What is Diminished Value?

Diminished Value Equals Loss in Resale Value Due to Accident History

Does everyone know what Diminished Value Means?

Diminished value is certainly a well kept secret in the insurance industry, which the insurance companies would prefer to continue to keep under the radar of consumers. If you search for an explanation of diminished value, you may come across more than one definition:

Immediate Diminished Value is the loss in value of your vehicle immediately after it has been damaged, but prior to any repairs being undertaken. Subtracting the value of your vehicle immediately after an accident from the vehicle’s value just prior to the accident will provide you with its immediate diminished value.

The most widely recognized form of diminished value is Inherent Diminished Value. Simply put, it is the loss in resale value of your vehicle due to its accident history even though it has been expertly repaired. Insurance companies want consumers to believe that diminished value does not exist, as repairing a wrecked vehicle will bring it back to its pre-accident condition. DO NOT BE FOOLED. The accident history stigma will remain with the vehicle and negatively impact its resale value. Inherent diminished value assumes that the best possible repairs have been completed, and is the basis of most claims submitted to the at fault party’s insurance company.

If your vehicle has undergone less than optimal repairs, an additional reduction to its resale value may result, which is considered to be Repair Related Diminished Value. Also, an insurance company’s mandated use of non original manufacturer parts in the repair process can also impact your vehicle’s diminution in value, and this is referred to as Insurance Related Diminished Value. Both Repair and Insurance Related Diminished Value may add to your inherent diminished value claim.
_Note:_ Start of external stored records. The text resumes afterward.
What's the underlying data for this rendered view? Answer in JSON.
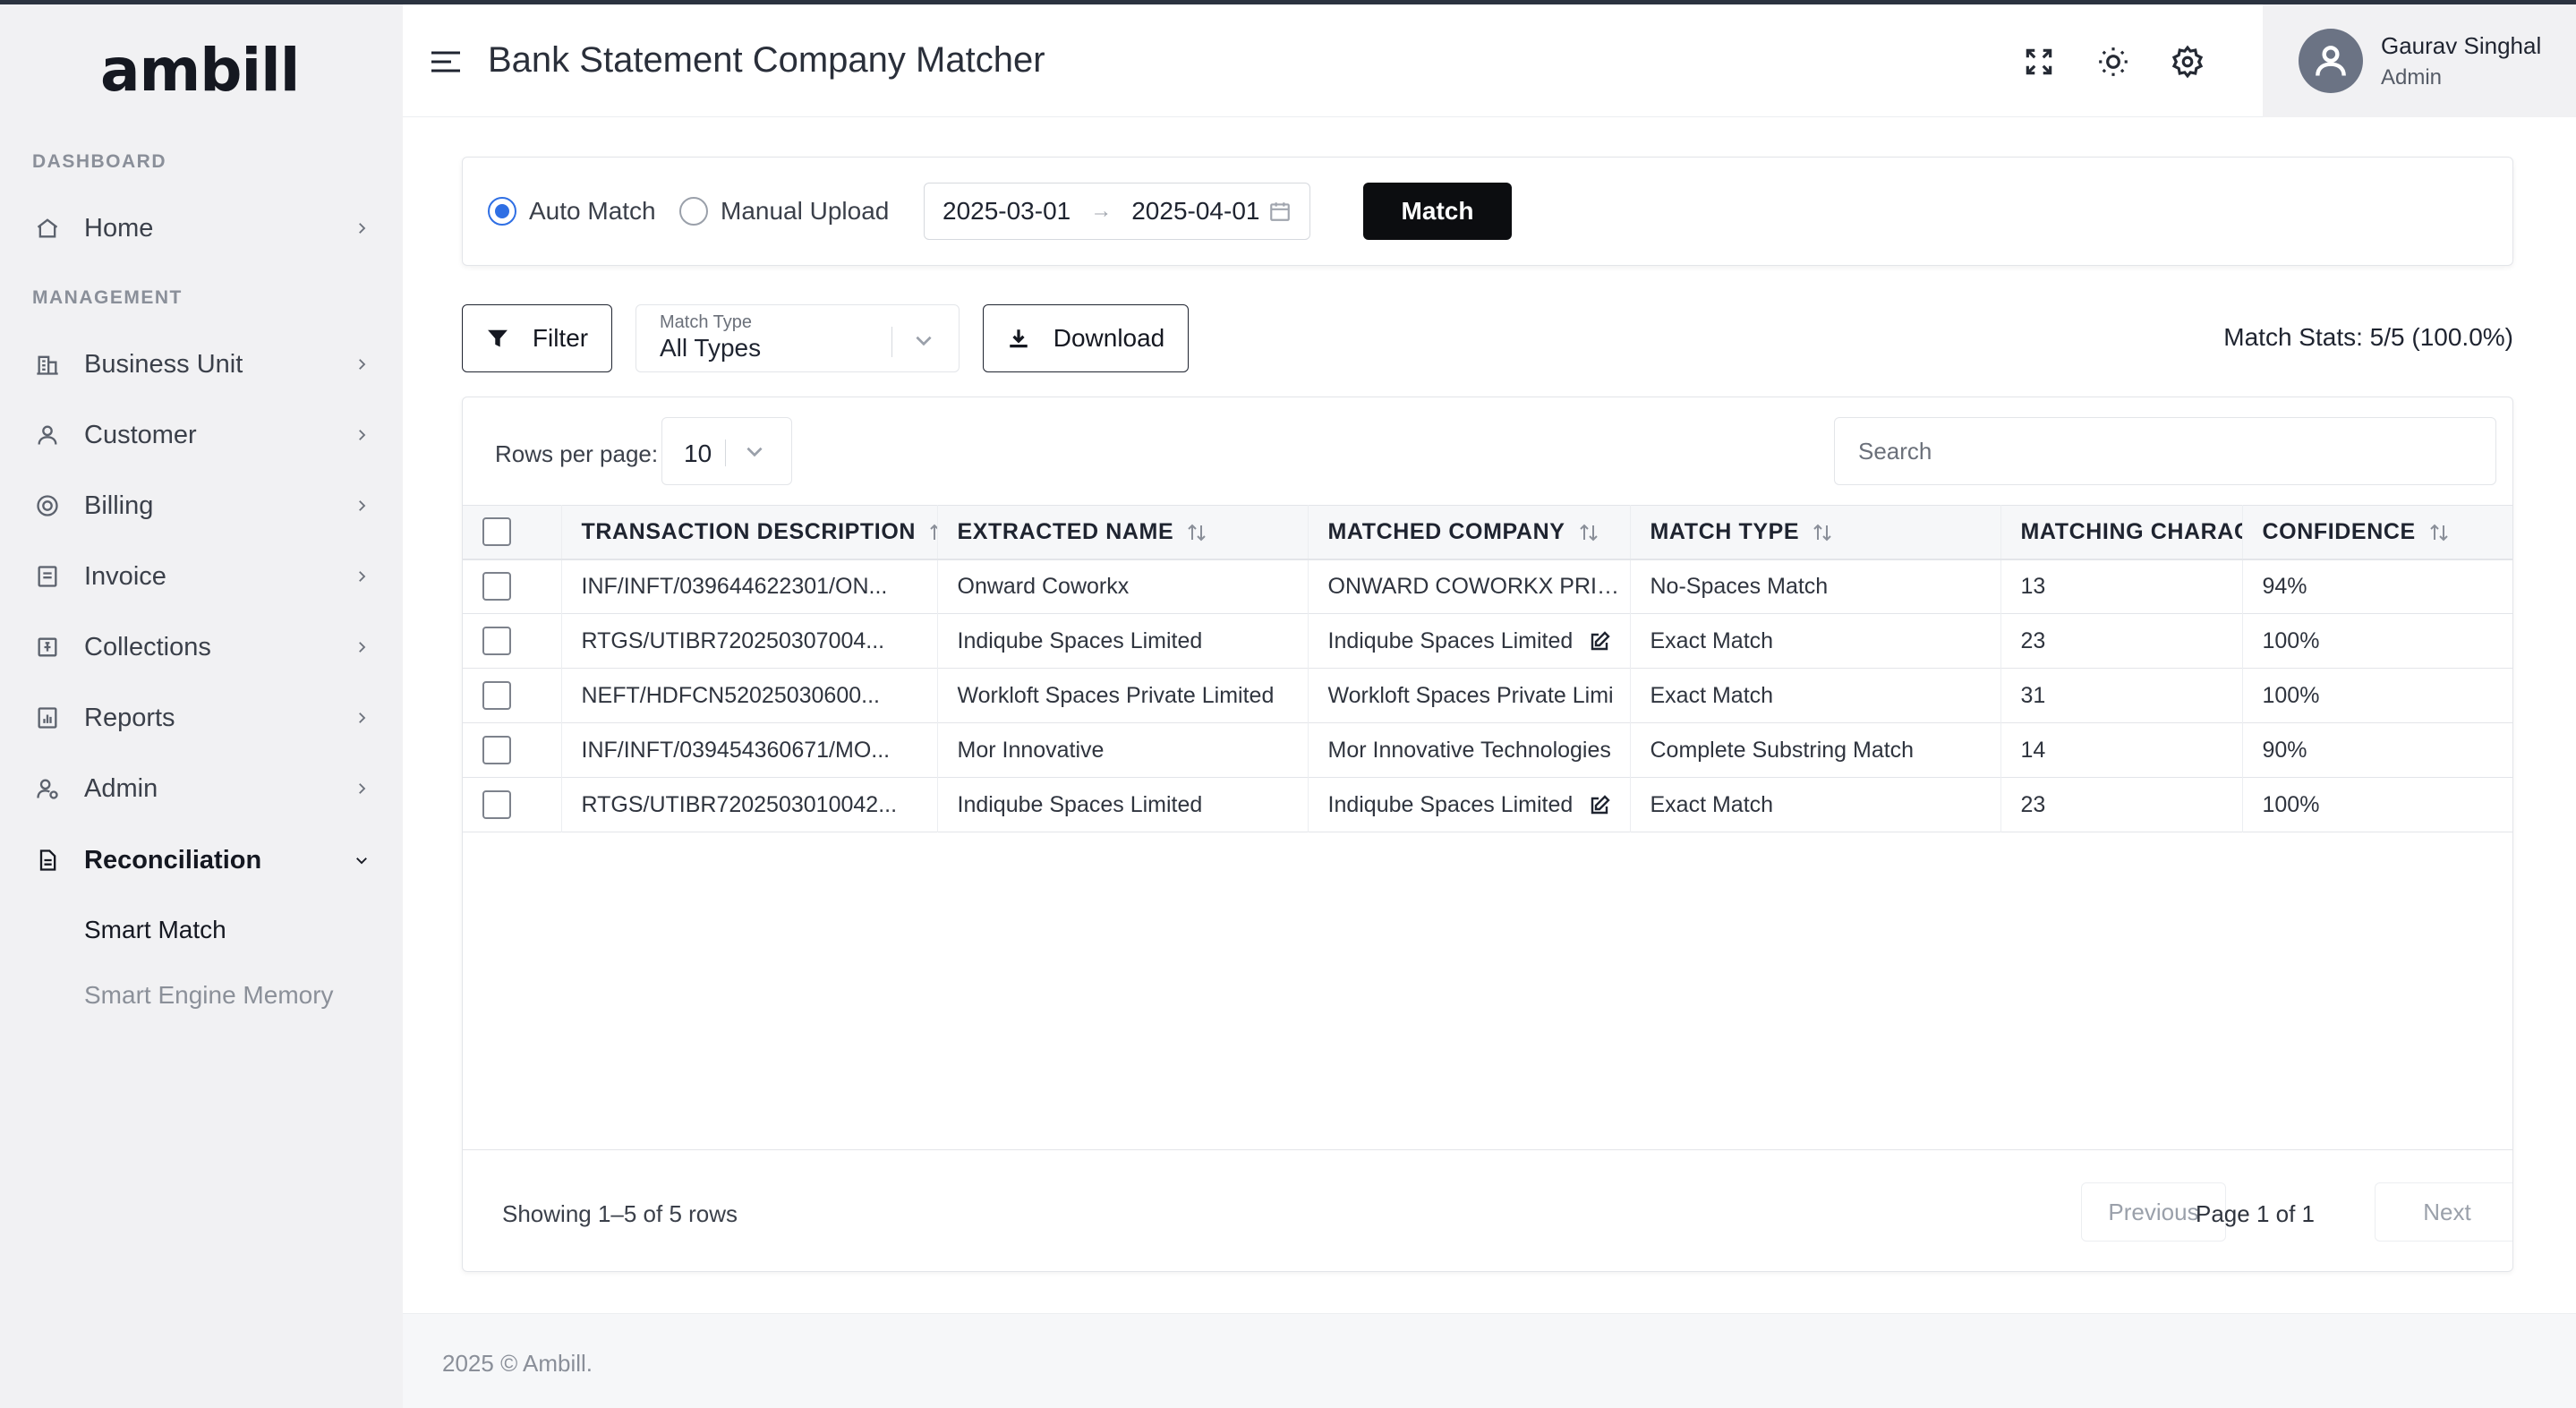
{
  "app": {
    "logo_text": "ambill"
  },
  "sidebar": {
    "section_dashboard": "DASHBOARD",
    "section_management": "MANAGEMENT",
    "items": [
      {
        "label": "Home",
        "icon": "home-icon"
      },
      {
        "label": "Business Unit",
        "icon": "building-icon"
      },
      {
        "label": "Customer",
        "icon": "user-icon"
      },
      {
        "label": "Billing",
        "icon": "billing-icon"
      },
      {
        "label": "Invoice",
        "icon": "invoice-icon"
      },
      {
        "label": "Collections",
        "icon": "collections-icon"
      },
      {
        "label": "Reports",
        "icon": "reports-icon"
      },
      {
        "label": "Admin",
        "icon": "admin-icon"
      },
      {
        "label": "Reconciliation",
        "icon": "reconciliation-icon"
      }
    ],
    "sub_items": [
      {
        "label": "Smart Match"
      },
      {
        "label": "Smart Engine Memory"
      }
    ]
  },
  "header": {
    "title": "Bank Statement Company Matcher",
    "user": {
      "name": "Gaurav Singhal",
      "role": "Admin"
    }
  },
  "controls": {
    "auto_match_label": "Auto Match",
    "manual_upload_label": "Manual Upload",
    "date_start": "2025-03-01",
    "date_end": "2025-04-01",
    "match_button": "Match",
    "filter_button": "Filter",
    "match_type_label": "Match Type",
    "match_type_value": "All Types",
    "download_button": "Download",
    "match_stats": "Match Stats: 5/5 (100.0%)"
  },
  "table": {
    "rows_per_page_label": "Rows per page:",
    "rows_per_page_value": "10",
    "search_placeholder": "Search",
    "columns": [
      "TRANSACTION DESCRIPTION",
      "EXTRACTED NAME",
      "MATCHED COMPANY",
      "MATCH TYPE",
      "MATCHING CHARAC",
      "CONFIDENCE"
    ],
    "rows": [
      {
        "description": "INF/INFT/039644622301/ON...",
        "extracted": "Onward Coworkx",
        "company": "ONWARD COWORKX PRIVAT",
        "match_type": "No-Spaces Match",
        "chars": "13",
        "confidence": "94%"
      },
      {
        "description": "RTGS/UTIBR720250307004...",
        "extracted": "Indiqube Spaces Limited",
        "company": "Indiqube Spaces Limited",
        "match_type": "Exact Match",
        "chars": "23",
        "confidence": "100%"
      },
      {
        "description": "NEFT/HDFCN52025030600...",
        "extracted": "Workloft Spaces Private Limited",
        "company": "Workloft Spaces Private Limi",
        "match_type": "Exact Match",
        "chars": "31",
        "confidence": "100%"
      },
      {
        "description": "INF/INFT/039454360671/MO...",
        "extracted": "Mor Innovative",
        "company": "Mor Innovative Technologies",
        "match_type": "Complete Substring Match",
        "chars": "14",
        "confidence": "90%"
      },
      {
        "description": "RTGS/UTIBR7202503010042...",
        "extracted": "Indiqube Spaces Limited",
        "company": "Indiqube Spaces Limited",
        "match_type": "Exact Match",
        "chars": "23",
        "confidence": "100%"
      }
    ],
    "showing": "Showing 1–5 of 5 rows",
    "prev_label": "Previous",
    "page_info": "Page 1 of 1",
    "next_label": "Next"
  },
  "footer": {
    "copyright": "2025 © Ambill."
  },
  "colors": {
    "accent": "#2f6fe4",
    "primary_button": "#0c0d10",
    "sidebar_bg": "#f1f1f3"
  }
}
An MMI nationwide consumer survey clearly shows that close to two thirds of surveyed consumers were aware of the terms “diminished value” and “accelerated depreciation” as it related to a damaged and repaired vehicle. But, the majority of consumers (>75%) were unaware of their ability, if not at fault for the accident, to have their car expertly repaired and also recover monetary damages due to the loss in value of their vehicle. The repair costs and loss in value are collected from the at fault party’s insurance company.